The opposition Congress party was predicted to double its 2014 tally of 44 seats — a historic low since India’s independence in 1947 — but still fall far short of a claim to governing.
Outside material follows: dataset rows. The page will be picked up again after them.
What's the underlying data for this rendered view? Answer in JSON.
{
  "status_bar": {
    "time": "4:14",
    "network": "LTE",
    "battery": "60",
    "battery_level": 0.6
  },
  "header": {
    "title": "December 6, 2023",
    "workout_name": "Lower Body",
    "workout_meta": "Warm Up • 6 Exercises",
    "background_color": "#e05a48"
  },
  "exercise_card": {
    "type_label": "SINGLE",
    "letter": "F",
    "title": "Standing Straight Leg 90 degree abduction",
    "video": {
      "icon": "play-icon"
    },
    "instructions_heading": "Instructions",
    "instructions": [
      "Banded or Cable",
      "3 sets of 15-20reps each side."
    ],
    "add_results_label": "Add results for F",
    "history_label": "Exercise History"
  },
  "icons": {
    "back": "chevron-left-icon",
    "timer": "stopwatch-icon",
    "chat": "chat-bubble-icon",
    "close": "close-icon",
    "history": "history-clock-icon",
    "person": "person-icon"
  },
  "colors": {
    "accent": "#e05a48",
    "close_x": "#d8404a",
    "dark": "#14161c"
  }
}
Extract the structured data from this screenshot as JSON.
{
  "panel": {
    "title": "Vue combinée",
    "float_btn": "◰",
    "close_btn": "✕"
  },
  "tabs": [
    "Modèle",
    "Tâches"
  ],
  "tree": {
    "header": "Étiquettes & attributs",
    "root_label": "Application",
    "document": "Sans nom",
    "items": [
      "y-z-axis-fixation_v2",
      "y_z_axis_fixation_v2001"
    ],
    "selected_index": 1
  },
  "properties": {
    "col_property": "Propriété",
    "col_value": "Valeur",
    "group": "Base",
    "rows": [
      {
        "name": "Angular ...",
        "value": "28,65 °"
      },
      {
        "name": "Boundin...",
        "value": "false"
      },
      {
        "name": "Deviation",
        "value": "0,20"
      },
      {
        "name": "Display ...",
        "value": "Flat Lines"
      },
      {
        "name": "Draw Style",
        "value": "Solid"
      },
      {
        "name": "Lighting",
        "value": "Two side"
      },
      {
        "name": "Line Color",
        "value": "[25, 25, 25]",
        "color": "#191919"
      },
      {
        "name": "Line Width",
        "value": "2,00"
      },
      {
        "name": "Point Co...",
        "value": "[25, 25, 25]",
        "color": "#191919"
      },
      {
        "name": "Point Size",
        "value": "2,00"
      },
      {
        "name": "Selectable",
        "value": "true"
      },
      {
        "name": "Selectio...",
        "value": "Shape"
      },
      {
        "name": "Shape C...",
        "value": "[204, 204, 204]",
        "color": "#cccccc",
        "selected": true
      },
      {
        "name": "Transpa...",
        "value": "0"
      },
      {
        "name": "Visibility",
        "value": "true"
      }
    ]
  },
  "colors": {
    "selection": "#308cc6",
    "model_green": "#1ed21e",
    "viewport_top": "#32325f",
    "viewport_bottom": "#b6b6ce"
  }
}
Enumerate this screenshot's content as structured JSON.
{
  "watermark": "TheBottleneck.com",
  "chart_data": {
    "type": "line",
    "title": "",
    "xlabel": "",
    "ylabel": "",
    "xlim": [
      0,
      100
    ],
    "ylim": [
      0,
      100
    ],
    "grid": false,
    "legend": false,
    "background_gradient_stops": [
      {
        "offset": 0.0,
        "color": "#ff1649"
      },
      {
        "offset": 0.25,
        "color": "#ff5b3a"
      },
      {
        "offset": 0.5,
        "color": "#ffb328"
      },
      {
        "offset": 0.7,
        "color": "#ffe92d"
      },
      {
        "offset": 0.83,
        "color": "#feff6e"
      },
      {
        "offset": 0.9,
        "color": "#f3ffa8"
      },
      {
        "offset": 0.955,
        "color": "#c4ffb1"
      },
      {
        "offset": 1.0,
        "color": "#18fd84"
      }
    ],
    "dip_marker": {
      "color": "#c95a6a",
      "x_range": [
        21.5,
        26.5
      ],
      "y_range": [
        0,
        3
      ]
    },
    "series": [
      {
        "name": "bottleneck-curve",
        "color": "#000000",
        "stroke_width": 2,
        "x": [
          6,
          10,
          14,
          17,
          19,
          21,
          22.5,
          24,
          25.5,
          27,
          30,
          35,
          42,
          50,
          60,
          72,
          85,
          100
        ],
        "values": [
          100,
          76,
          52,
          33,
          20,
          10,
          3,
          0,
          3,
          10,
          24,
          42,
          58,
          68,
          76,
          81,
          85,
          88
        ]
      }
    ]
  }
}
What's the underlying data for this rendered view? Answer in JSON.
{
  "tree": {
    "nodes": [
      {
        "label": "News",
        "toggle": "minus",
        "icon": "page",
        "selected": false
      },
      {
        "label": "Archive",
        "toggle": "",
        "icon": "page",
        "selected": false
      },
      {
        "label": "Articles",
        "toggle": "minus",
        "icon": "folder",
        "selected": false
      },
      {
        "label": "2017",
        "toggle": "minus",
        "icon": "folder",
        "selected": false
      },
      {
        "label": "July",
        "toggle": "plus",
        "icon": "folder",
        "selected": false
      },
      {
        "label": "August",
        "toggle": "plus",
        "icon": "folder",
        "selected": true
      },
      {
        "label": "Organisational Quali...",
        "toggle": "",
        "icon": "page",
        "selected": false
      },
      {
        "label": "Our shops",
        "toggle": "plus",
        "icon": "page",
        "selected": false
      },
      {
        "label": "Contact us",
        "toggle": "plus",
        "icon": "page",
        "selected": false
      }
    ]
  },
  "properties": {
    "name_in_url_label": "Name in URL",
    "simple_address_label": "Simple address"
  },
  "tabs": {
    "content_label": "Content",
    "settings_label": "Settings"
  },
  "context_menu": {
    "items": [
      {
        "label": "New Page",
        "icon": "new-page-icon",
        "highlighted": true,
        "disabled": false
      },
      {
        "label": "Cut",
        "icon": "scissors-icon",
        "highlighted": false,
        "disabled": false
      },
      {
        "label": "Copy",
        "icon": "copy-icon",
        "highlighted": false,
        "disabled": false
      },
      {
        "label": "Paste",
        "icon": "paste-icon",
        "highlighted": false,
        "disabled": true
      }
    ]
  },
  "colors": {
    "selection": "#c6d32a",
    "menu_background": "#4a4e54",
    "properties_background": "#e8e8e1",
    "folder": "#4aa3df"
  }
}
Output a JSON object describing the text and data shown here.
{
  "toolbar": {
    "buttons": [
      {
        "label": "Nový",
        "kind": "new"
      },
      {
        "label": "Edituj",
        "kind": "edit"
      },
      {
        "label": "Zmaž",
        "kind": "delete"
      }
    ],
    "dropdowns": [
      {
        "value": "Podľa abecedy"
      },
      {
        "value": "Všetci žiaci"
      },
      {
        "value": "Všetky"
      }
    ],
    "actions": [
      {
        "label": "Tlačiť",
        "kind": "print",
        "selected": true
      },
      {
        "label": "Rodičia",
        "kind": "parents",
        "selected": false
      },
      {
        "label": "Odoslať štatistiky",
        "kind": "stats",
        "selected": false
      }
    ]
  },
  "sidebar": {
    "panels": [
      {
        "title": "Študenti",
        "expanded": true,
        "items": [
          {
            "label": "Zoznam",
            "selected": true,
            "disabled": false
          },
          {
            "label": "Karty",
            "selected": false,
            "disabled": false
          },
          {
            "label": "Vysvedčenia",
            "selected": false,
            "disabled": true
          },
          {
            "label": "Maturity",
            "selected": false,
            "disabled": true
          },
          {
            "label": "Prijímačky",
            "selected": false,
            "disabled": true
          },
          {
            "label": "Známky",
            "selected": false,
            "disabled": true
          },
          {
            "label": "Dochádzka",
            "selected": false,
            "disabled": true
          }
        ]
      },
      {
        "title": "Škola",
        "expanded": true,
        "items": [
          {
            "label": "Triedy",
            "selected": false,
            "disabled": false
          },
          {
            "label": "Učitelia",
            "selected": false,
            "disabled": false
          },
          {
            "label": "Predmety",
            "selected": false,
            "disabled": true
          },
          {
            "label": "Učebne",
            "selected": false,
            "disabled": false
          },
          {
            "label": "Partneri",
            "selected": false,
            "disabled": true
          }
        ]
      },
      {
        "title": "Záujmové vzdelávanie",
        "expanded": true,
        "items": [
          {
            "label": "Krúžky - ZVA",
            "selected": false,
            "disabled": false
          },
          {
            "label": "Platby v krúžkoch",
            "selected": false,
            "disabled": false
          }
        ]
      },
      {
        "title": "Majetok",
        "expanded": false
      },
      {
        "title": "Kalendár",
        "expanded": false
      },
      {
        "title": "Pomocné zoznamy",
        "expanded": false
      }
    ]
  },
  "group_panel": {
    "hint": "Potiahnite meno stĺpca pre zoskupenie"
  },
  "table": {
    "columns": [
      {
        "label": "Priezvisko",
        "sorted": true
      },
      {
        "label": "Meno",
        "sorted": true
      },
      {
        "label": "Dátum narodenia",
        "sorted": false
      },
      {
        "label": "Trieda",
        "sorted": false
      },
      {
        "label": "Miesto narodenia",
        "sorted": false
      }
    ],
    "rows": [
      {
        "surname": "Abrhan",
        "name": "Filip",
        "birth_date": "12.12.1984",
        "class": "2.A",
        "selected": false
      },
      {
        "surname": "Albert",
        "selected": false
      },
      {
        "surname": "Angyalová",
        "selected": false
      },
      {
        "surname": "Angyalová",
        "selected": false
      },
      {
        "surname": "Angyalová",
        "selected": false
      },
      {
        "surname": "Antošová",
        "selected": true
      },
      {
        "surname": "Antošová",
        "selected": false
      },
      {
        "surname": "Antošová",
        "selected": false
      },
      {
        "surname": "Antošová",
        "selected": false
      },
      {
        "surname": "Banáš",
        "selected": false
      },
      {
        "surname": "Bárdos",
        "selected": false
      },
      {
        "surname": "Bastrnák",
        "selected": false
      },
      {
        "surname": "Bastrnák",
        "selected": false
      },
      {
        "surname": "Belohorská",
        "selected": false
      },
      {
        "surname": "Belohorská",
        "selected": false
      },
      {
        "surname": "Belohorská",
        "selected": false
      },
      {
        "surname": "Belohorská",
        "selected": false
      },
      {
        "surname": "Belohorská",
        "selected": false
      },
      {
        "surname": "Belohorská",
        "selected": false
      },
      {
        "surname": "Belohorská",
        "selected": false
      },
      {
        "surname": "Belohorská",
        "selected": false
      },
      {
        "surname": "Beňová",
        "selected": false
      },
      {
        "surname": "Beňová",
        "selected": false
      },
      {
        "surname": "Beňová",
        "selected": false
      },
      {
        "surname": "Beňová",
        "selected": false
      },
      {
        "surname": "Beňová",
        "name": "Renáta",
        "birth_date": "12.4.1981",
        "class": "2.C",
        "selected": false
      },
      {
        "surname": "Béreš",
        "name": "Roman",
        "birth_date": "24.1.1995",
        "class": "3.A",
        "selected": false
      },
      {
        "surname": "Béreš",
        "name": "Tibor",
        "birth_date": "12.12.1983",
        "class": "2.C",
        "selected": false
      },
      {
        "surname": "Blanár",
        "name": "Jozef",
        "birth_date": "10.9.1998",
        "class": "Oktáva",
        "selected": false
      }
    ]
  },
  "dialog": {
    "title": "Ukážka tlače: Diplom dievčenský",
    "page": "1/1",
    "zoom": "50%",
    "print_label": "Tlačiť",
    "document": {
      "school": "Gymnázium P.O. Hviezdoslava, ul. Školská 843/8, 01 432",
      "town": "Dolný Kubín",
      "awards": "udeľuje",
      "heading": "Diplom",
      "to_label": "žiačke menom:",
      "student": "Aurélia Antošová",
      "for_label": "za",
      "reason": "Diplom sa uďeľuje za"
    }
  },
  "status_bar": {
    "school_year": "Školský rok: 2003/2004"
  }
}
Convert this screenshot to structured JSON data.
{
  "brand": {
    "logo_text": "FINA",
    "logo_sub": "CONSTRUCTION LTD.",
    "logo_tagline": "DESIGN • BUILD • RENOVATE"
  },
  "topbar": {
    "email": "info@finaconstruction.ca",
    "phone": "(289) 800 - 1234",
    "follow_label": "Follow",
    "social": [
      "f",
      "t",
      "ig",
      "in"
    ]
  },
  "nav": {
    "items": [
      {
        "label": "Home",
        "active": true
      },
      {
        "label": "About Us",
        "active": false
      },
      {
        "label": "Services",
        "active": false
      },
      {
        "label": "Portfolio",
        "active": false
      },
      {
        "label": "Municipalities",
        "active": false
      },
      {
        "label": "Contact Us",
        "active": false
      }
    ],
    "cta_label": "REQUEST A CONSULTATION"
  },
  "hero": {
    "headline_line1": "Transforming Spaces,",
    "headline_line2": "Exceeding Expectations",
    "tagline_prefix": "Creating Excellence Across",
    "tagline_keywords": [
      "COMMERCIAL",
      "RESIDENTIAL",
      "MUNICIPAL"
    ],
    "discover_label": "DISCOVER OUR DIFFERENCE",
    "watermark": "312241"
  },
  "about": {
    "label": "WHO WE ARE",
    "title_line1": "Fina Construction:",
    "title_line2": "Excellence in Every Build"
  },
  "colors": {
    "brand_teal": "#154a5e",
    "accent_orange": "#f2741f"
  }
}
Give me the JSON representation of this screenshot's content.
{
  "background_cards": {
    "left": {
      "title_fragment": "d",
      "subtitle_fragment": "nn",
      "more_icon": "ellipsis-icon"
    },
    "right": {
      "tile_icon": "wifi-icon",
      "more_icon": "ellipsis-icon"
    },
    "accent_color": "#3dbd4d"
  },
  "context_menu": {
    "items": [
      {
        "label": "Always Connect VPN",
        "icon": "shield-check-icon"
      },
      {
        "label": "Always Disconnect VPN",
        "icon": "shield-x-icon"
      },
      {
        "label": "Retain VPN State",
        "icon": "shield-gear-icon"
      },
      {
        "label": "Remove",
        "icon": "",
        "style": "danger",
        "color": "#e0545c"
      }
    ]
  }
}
The party has pointed to the unreliability of polls in previous elections.
After seven rounds of voting spread over six weeks, a huge security cordon was thrown around electronic voting machines and boxes of paper ballots used for the world’s biggest election before the official count starts on Thursday.
The opposition had led an onslaught on Modi’s handling of the economy and failure to create jobs during the campaign.
But the vote increasingly became a personal referendum on one of India’s most popular and divisive prime ministers ever.
The 68-year-old leader went to scores of rallies across the country to fire up his Hindu base and turn the campaign into a debate on national security following tit-for-tat air raids with Pakistan in March.
Modi and Congress leader Rahul Gandhi traded insults throughout the campaign.
Gandhi, 48, attacked Modi over alleged corruption in a French defence deal and the plight of farmers, as well as on the economy.
Modi’s government has fallen short on creating jobs for the million Indians entering the labour market every month, while the shock introduction of a sudden ban on high-denomination cash in 2016 disrupted business and Indian banks are struggling with huge bad debts.
Hostilities spilled over again on the final day of voting.
Tens of thousands of security forces guarded polling booths in West Bengal state on Sunday where the BJP has made a push against the regional Trinamool Congress party.
An improvised bomb was thrown at one Kolkata polling station and security forces intervened to stop supporters of the BJP, communists and other parties from blockading voting booths across the state capital.
In Madhya Pradesh state, in central India, a BJP worker was allegedly shot dead by a Congress official in Indore, police told media.
The Delhi-based Centre for Media Studies estimates that parties have spent more than $7 billion on the election, making it one of the most expensive campaigns held in the world.
Much of the cash was spent on social media, where the parties used armies of “cyber warriors” to bombard India’s Facebook and WhatsApp users with messages.